Georgetown Law Journal
Why we name our statutes is a rarely asked and non-obvious question, but it turns out to be deeply illuminating. This essay examines one little-noticed trend in particular, which has simply exploded within the U.S. Congress during the past twenty years. What at first might seem a frivolous, innocuous, and maybe even sort of likable kind of statute name appeared perhaps three times in the entire history of the Republic before 1988. In the twenty years since, there have been nearly seventy of them. But much more important than its recent and arresting profusion will be the deeper philosophical insight this behavior sheds upon our representatives and the politics over which they preside.
Namely, it appears to have occurred to those on Capitol Hill that something can be gained by devising statute names that spell out clever acronyms. A trite diversion? Hardly. Thinking about it turns out not to be really that amusing at all, and in its detail it says something fairly sobering about who our elected representatives are as people, how they see their responsibilities, and just how low their opinions of we their constituents really must be. The ugliest thing about it is that, with we Americans, this sort of thing works.

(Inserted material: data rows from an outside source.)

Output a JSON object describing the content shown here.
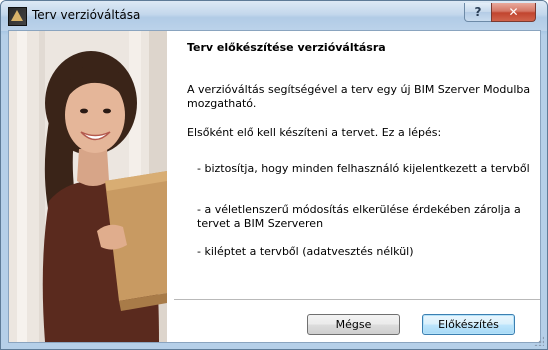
{
  "window": {
    "title": "Terv verzióváltása",
    "help_label": "?",
    "close_label": "✕"
  },
  "content": {
    "heading": "Terv előkészítése verzióváltásra",
    "intro": "A verzióváltás segítségével a terv egy új BIM Szerver Modulba mozgatható.",
    "step_intro": "Elsőként elő kell készíteni a tervet. Ez a lépés:",
    "bullets": [
      "- biztosítja, hogy minden felhasználó kijelentkezett a tervből",
      "- a véletlenszerű módosítás elkerülése érdekében zárolja a tervet a BIM Szerveren",
      "- kiléptet a tervből (adatvesztés nélkül)"
    ]
  },
  "buttons": {
    "cancel_label": "Mégse",
    "prepare_label": "Előkészítés"
  },
  "icons": {
    "app": "app-logo-icon",
    "help": "help-icon",
    "close": "close-icon"
  },
  "colors": {
    "close_button": "#c1452f",
    "default_button_border": "#3c7fb1",
    "frame": "#b1cbe6"
  }
}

Sagers, Chris, "A Statute by Any Other Name Might Smell Less Like S.P.A.M., or, the Congress of the United States Grows Increasingly D.U.M.B." (2015). Law Faculty Articles and Essays. 1037.